Kelly's Directory of Monmouthshire,1901
The proprietors trust that the present Edition of Kelly's Directory of Monmouthshire may be found at least equal in accuracy to the previous ones. Every place in Monmouthshire, and every parish will again be found to be included in the book. The Letters M.O.O. and S.B. are abbreviations adopted by H.M. Post Office to represent Money Order Office and Savings Bank.

St. PIERRE is situated between the Bristol Channel and the road from Newport to Chepstow, 1 miles northeast from Portskewett station on the Severn Tunnel Junction and Chepstow branch of the Great Western railway, and 3 south-west-by-south from Chepstow, in the Southern division of the county, hundred, petty sessional division, union and county court district of Chepstow, rural deanery of Chepstow, archdeaconry of Monmouth and diocese of Llandaff.

The church of St. Peter is a small stone edifice of considerable antiquity, consisting of chancel, nave, north porch and a western bell turret containing one bell: in the chancel are two ancient slabs, recovered in 1764 from the churchyard, and bearing an inscription in Norman French to Urian de St. Pierre, who was lord of this place and died in 1239; there are also two incised slabs to members of the Lewis family, dating from the 16th century, and some more modern monuments. The church was restored in 1874, at a cost of 1,000, and affords 50 sittings. The registers seem formerly to have been kept with those of Portskewett. The living is a rectory annexed to that of Portskewett, joint net yearly income 413, in the gift of C. E. Lewis esq. and held since 1880 by the Rev. William Henry Williams M.A., of Jesus College, Oxford, and rural dean of Netherwent, who resides at Portskewett.

St. Pierre Park is the property of Chas. Edward Lewis esq. D.L., J.P., lord of the manor and sole landowner: the fine old mansion, which has been the seat of the Lewis family since the 14th century, is of various,periods, the Tudor style predominating; the deer park has some grand old timber and a lake of about 11 acres in extent. The soil is gravel. The chief crops are wheat, barley and oats. The area of Mathern and St. Pierre is 3,466 acres of land, 16 of water, 337 of tidal water and 162 of foreshore; rateable value, Mathern and St. Pierre, 6,022; the population in 1891 was 585.

RUNSTON is a hamlet adjoining to the north-west, and, was once a distinct and separate parish. All that is left of the village consists of a few irregular heaps of fallen masonry and the roofless walls of a small Norman church, which appears to have been in use up to the early part of the 18th century, and occupies a remarkably picturesque though solitary position.
CRICK is at the junction of the roads from Chepstow and Portskewett to Newport, where there are the remains of a very fine old mansion, formerly the seat of the More family, but which has long been unoccupied. Charles I visited this house several times in 1654. Close by, among the farm buildings, stands the old chapel of St. Nevyn, in use up to the 17th century, but now desecrated and turned into a barn. Here are the kennels of the Chepstow hounds, of which W. E. Curre esq. of Itton Court is master. Chepstow, Usk and Monmouth are convenient places for hunting visitors.
For ecclesiastical purposes, St. Pierre is consolidated with Portskewett and Runston with Mathern.

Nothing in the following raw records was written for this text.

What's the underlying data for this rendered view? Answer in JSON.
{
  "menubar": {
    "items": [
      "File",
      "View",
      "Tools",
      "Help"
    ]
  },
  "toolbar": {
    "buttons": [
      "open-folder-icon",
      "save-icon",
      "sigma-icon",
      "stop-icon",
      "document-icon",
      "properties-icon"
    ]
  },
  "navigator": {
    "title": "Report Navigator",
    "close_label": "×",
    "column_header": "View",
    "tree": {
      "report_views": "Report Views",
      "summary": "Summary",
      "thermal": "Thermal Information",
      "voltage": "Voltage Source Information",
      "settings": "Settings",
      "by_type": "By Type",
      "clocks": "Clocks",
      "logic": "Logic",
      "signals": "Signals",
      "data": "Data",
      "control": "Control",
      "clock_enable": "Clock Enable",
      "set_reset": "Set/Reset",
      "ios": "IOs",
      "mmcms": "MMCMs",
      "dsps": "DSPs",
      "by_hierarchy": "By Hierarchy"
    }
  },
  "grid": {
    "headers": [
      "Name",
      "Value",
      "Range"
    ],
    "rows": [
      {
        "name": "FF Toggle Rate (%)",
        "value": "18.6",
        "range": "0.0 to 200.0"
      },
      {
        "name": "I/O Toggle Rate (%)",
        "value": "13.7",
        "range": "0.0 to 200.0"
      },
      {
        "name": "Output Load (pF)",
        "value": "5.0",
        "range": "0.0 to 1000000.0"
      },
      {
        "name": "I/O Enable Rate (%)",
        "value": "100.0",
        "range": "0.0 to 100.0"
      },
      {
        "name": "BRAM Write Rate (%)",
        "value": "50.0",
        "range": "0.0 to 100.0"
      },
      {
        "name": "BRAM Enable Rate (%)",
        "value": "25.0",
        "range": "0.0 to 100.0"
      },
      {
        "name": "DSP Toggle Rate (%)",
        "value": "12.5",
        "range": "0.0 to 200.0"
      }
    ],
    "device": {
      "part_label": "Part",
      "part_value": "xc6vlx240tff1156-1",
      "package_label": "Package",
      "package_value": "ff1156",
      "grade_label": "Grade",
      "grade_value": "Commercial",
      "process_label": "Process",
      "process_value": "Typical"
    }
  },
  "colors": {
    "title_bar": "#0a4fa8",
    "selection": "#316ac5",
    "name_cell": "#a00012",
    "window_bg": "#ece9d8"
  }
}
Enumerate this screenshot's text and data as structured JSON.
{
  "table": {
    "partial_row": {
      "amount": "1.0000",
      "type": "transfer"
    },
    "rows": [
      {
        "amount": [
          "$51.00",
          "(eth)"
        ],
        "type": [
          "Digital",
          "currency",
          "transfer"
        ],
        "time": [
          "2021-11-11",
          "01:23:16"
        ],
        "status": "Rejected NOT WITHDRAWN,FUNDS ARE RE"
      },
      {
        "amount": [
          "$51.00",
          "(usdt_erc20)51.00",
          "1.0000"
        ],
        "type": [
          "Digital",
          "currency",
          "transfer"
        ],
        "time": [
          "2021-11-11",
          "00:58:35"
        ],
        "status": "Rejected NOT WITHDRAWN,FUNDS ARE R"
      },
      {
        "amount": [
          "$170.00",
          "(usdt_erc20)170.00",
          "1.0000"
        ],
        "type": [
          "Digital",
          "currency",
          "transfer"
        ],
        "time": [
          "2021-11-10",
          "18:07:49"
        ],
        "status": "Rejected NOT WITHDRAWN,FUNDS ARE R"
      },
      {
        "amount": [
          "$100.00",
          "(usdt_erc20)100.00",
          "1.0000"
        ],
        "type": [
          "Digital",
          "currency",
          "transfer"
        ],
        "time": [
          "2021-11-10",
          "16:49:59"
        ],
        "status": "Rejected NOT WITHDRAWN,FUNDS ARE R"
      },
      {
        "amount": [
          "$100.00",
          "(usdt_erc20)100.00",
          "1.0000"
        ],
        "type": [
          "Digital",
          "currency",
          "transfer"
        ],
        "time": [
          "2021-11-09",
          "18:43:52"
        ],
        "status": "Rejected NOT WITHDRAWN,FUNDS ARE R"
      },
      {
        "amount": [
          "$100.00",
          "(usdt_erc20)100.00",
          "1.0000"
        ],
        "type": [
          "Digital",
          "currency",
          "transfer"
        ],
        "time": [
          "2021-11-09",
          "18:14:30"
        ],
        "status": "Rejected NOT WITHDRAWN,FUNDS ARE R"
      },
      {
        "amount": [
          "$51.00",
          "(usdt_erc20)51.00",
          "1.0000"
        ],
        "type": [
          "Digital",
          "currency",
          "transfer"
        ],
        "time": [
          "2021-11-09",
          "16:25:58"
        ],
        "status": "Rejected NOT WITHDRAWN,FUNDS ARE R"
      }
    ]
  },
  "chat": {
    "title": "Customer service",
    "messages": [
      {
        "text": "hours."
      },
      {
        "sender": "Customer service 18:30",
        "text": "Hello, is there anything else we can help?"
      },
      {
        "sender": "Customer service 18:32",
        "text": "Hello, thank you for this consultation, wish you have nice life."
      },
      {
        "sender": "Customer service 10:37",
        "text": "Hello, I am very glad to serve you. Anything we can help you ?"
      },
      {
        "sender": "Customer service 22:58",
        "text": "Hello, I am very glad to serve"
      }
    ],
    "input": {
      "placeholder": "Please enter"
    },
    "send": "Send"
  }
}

For civil purposes, St. Pierre and Runston were amalgamated with Mathern, by Local Government Order No. 17,581, dated March 25, 1886;

Letters through Chepstow arrive at 7.45 a.m.; box cleared at 7.50 p.m. The nearest post, money order & telegraph office is at Portskewett, about 2 miles distant.

This parish is included in the United School Board district of Mathern, formed 10 December 1875. F. Evans, solicitor, Chepstow, clerk to the board, William Williams, Chepstow, attendance officer.

Hunt William, farmer, Broadwell Farm, Runston
Williams John, farm bailiff to C. E. Lewis esq. D.L., J.P

Family Notes, April 1999

In the early years of the 20th century my Great Grandfather Sam Wood moved from his home in Gratton Staffordshire (the ownership of which he retained) and bought The Elms Farm at Caerwent, which proved a temporary base, as a few years later he acquired Runston Farm, in the acreage of which the old Runston village and Church stands, and access to the ruins is through the farmyard.

Sam Wood died in 1940, and the farm was occupied by his daughter, my Aunt Alice (Mrs Alice Jones) and my unmarried uncle James Wood ("Runston Jim"). Other members of the Wood family also lived there at various times.

Alice and Jim died in the late seventies, and the other members of the family having dispersed, Runston was sold.

Before he died, Sam Wood (in the days before colour photography!) commissioned a large oil painting of Runston Farm, reproduced here, which has passed down through various members of the family and is now in the possession of my Mother.

Painting of Runston Farm